The Department of Education is launching a new initiative this fall to make struggling student borrowers aware of the various federal repayment and forgiveness programs available to them.
Donya Nasser thought she had maxed out on federal student loans going into her freshman year of college. Unaware that her mother was eligible for a federal Parent PLUS loan, Nasser took out a private loan for $14,000.
"We ended up getting a private loan because we just didn't understand the process, because my mom hadn't gone to college before," says Nasser, a junior at St. John's University.
Nasser learned a year later that her mother could have taken out a federal Parent PLUS loan at a much lower interest rate, a miscommunication that will likely cost her thousands of dollars.
The Department of Education is launching a new initiative this fall to help students like Nasser avoid those types of missteps. In this case, the Obama administration will be focusing on the other end of the process: repayment.
The department will soon begin proactively reaching out to struggling student borrowers to make them aware of the various federal repayment and forgiveness programs available to them.
"Even as we work to bring down costs for current and future students, we have got to offer students who already have debt the chance to actually repay it," President Obama said during a speech at the University of Buffalo in August, when he announced an array of policy initiatives to lower the cost of college.
There are currently about 1.6 million students enrolled in income-based repayment programs, which allow borrowers to pay back their loans as a percentage of their disposable income. At the same time, 2.1 million borrowers are in default, many of which might have been eligible for a federal program.
"I think a big majority of students don't know about paying back their loans or programs that are out there because we never see the information on campus," says Joshua Carter, a junior at the University of Texas at El Paso who will graduate with $30,000 in loans.
Greg Young, a 28-year-old doctoral student at the University of Buffalo, was thinking about applying to a federal repayment program after he graduated from the College of Saint Rose in 2007.
"Frankly, I was really confused in trying to figure out which one was the best, and I wasn't sure where I could get some advice on it," he says.
Young was able to defer his loans because he went back to school, but will probably need a federal repayment program to help pay off his $40,000 of debt.
"I think this education campaign is really great because I don't think the information is out there," Young says about the Obama administration's new outreach.
Betsy Mayotte, director of regulatory compliance at the non-profit American Student Assistance, says that informing borrowers about repayment options is only half the battle.
The process of applying to a repayment program can be cumbersome, she says, and the Department of Education simply doesn't have the resources to guide everyone through it.
Nasser says she might want to apply for a repayment or forgiveness program but doesn't have the "slightest clue" where to start.

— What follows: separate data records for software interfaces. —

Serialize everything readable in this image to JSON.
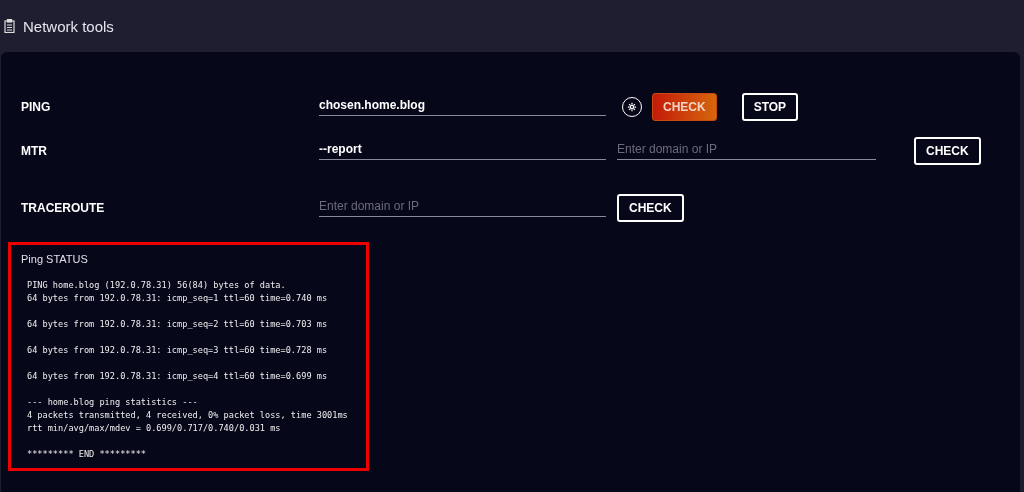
{
  "header": {
    "title": "Network tools"
  },
  "tools": [
    {
      "label": "PING",
      "fields": [
        {
          "value": "chosen.home.blog"
        }
      ],
      "buttons": [
        {
          "kind": "gear"
        },
        {
          "kind": "primary",
          "label": "CHECK"
        },
        {
          "kind": "outline",
          "label": "STOP"
        }
      ]
    },
    {
      "label": "MTR",
      "fields": [
        {
          "value": "--report"
        },
        {
          "placeholder": "Enter domain or IP"
        }
      ],
      "buttons": [
        {
          "kind": "outline",
          "label": "CHECK"
        }
      ]
    },
    {
      "label": "TRACEROUTE",
      "fields": [
        {
          "placeholder": "Enter domain or IP"
        }
      ],
      "buttons": [
        {
          "kind": "outline",
          "label": "CHECK"
        }
      ]
    }
  ],
  "status": {
    "title": "Ping STATUS",
    "blocks": [
      [
        "PING home.blog (192.0.78.31) 56(84) bytes of data.",
        "64 bytes from 192.0.78.31: icmp_seq=1 ttl=60 time=0.740 ms"
      ],
      [
        "64 bytes from 192.0.78.31: icmp_seq=2 ttl=60 time=0.703 ms"
      ],
      [
        "64 bytes from 192.0.78.31: icmp_seq=3 ttl=60 time=0.728 ms"
      ],
      [
        "64 bytes from 192.0.78.31: icmp_seq=4 ttl=60 time=0.699 ms"
      ],
      [
        "--- home.blog ping statistics ---",
        "4 packets transmitted, 4 received, 0% packet loss, time 3001ms",
        "rtt min/avg/max/mdev = 0.699/0.717/0.740/0.031 ms"
      ],
      [
        "********* END *********"
      ]
    ]
  }
}
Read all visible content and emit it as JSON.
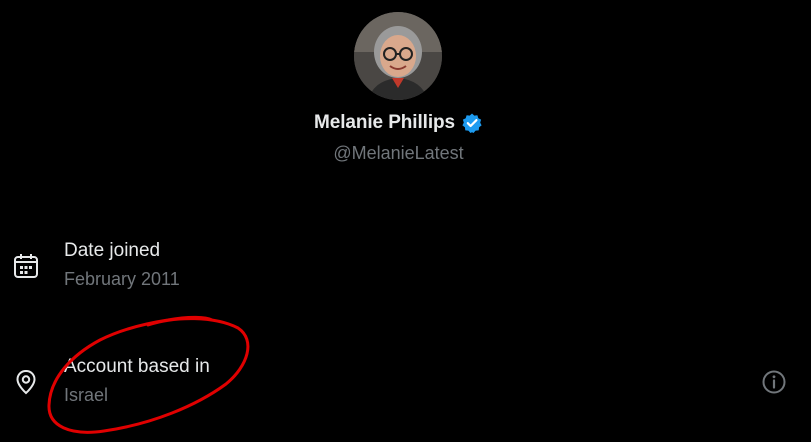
{
  "profile": {
    "display_name": "Melanie Phillips",
    "handle": "@MelanieLatest",
    "verified": true,
    "verified_badge_color": "#1d9bf0"
  },
  "about": {
    "date_joined": {
      "title": "Date joined",
      "value": "February 2011",
      "icon": "calendar-icon"
    },
    "account_based_in": {
      "title": "Account based in",
      "value": "Israel",
      "icon": "location-pin-icon",
      "info_icon": "info-icon"
    }
  },
  "annotation": {
    "type": "hand-drawn circle",
    "color": "#e00000"
  },
  "colors": {
    "background": "#000000",
    "primary_text": "#e7e9ea",
    "secondary_text": "#71767b"
  }
}
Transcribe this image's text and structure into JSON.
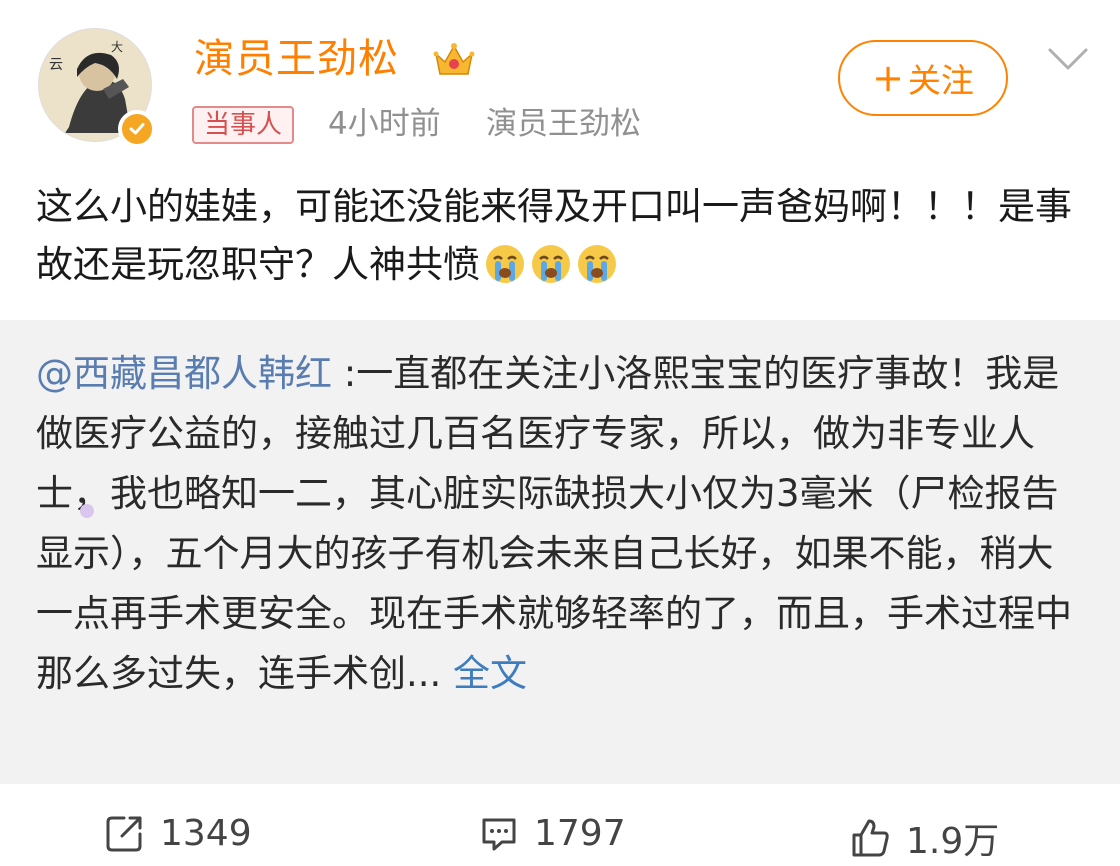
{
  "header": {
    "username": "演员王劲松",
    "tag": "当事人",
    "time": "4小时前",
    "source": "演员王劲松",
    "follow_label": "关注",
    "follow_plus": "+"
  },
  "post": {
    "text": "这么小的娃娃，可能还没能来得及开口叫一声爸妈啊！！！是事故还是玩忽职守？人神共愤"
  },
  "repost": {
    "mention": "@西藏昌都人韩红",
    "text": " :一直都在关注小洛熙宝宝的医疗事故！我是做医疗公益的，接触过几百名医疗专家，所以，做为非专业人士，我也略知一二，其心脏实际缺损大小仅为3毫米（尸检报告显示），五个月大的孩子有机会未来自己长好，如果不能，稍大一点再手术更安全。现在手术就够轻率的了，而且，手术过程中那么多过失，连手术创... ",
    "full_text_label": "全文"
  },
  "actions": {
    "repost_count": "1349",
    "comment_count": "1797",
    "like_count": "1.9万"
  },
  "colors": {
    "brand_orange": "#ff8200",
    "username": "#ff7f00",
    "link_blue": "#3e7cbd",
    "meta_gray": "#909090",
    "repost_bg": "#f2f2f2"
  },
  "icons": [
    "avatar-image",
    "verified-badge-icon",
    "crown-icon",
    "chevron-down-icon",
    "crying-emoji-icon",
    "repost-icon",
    "comment-icon",
    "like-icon"
  ]
}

"Especially if you are a first-generation student, you don't ever go through a workshop that explains to you, this is how you are going to pay for college," she says.
By being proactive instead of reactive, the Department of Education hopes to help struggling students avoid defaulting or paying more than is necessary.
Mayotte just hopes the e-mails and phone calls don't get lost in transmission.
"Borrowers that are past due get a ton of phone calls and they get a ton of mail, and a lot of the time they don't answer the phone and they don't open the mail," Mayotte says.
Jonathan Dame is a senior at Boston College.